The increasing importance of resource-efficient production entails that manufacturing companies have to create a more dynamic production environment, with flexible manufacturing machines and processes. To fully utilize this potential of dynamic manufacturing through automatic production planning, formal skill descriptions of the machines are essential. However, generating those skill descriptions in a manual fashion is labor-intensive and requires extensive domain-knowledge. In this contribution an ontology-based semi-automatic skill description system that utilizes production logs and industrial ontologies through inductive logic programming is introduced and benefits and drawbacks of the proposed solution are evaluated.
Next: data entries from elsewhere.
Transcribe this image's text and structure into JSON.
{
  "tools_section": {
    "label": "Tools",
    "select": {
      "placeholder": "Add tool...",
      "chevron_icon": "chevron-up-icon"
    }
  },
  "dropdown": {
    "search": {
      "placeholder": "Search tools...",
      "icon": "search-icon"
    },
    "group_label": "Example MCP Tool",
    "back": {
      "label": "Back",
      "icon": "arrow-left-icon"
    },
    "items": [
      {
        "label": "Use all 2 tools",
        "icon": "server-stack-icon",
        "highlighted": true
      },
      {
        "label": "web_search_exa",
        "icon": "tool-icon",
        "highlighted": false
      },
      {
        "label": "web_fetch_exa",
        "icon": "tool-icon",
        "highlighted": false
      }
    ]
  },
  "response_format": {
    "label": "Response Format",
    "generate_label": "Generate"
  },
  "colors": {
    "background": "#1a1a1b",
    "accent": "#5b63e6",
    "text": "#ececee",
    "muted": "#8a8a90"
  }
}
Research on crude oil price forecasting has attracted tremendous attention from scholars and policymakers due to its significant effect on the global economy. Besides supply and demand, crude oil prices are largely influenced by various factors, such as economic development, financial markets, conflicts, wars, and political events. Most previous research treats crude oil price forecasting as a time series or econometric variable prediction problem. Although recently there have been researches considering the effects of real-time news events, most of these works mainly use raw news headlines or topic models to extract text features without profoundly exploring the event information. In this study, a novel crude oil price forecasting framework, AGESL, is proposed to deal with this problem. In our approach, an open domain event extraction algorithm is utilized to extract underlying related events, and a text sentiment analysis algorithm is used to extract sentiment from massive news. Then a deep neural network integrating the news event features, sentimental features, and historical price features is built to predict future crude oil prices. Empirical experiments are performed on West Texas Intermediate (WTI) crude oil price data, and the results show that our approach obtains superior performance compared with several benchmark methods.
University campuses are essentially a microcosm of a city. They comprise diverse facilities such as residences, sport centres, lecture theatres, parking spaces, and public transport stops. Universities are under constant pressure to improve efficiencies while offering a better experience to various stakeholders including students, staff, and visitors. Nonetheless, anecdotal evidence indicates that campus assets are not being utilised efficiently, often due to the lack of data collection and analysis, thereby limiting the ability to make informed decisions on the allocation and management of resources. Advances in the Internet of Things (IoT) technologies that can sense and communicate data from the physical world, coupled with data analytics and Artificial intelligence (AI) that can predict usage patterns, have opened up new opportunities for organisations to lower cost and improve user experience. This thesis explores this opportunity via theory and experimentation using UNSW Sydney as a living laboratory.